From the entries below, report how many lines contain the string "Each". Give only that number.

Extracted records
*** Block opens ***
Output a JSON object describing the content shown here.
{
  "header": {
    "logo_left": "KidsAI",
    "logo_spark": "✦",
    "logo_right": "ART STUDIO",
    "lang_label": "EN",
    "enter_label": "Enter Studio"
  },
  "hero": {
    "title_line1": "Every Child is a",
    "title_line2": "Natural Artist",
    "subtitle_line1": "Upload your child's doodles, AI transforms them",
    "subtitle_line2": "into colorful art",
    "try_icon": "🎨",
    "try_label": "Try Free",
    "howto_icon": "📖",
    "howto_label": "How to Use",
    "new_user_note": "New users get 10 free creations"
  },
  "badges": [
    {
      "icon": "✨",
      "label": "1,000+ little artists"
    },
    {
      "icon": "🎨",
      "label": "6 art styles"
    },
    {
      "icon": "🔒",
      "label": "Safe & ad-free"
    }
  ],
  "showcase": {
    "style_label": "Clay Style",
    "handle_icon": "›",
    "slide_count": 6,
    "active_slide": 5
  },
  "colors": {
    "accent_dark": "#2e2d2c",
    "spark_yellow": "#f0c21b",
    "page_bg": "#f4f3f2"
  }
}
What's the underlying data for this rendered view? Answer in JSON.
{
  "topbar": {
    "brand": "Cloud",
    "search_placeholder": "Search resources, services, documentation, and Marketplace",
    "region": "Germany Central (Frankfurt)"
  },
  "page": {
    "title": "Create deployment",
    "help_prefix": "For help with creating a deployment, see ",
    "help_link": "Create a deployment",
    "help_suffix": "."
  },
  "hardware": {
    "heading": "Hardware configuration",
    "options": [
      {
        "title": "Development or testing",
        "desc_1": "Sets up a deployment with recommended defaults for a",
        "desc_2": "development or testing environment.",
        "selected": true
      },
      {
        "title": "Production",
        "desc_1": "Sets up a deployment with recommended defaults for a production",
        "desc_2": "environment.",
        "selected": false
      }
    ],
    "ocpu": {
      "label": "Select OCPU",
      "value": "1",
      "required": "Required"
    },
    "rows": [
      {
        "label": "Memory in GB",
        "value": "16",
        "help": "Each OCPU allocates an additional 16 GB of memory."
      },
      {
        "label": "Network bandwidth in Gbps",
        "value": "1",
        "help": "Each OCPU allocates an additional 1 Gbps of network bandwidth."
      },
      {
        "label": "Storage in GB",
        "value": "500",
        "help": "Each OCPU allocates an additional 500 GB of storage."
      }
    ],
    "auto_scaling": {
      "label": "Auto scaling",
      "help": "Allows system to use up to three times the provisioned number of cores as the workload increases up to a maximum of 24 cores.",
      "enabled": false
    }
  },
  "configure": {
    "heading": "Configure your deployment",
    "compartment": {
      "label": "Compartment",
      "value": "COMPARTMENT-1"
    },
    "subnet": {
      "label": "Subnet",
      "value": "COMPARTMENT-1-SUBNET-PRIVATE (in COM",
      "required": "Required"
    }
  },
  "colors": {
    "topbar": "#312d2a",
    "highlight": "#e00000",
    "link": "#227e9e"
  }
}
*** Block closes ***
[TASK ANSWER]:
3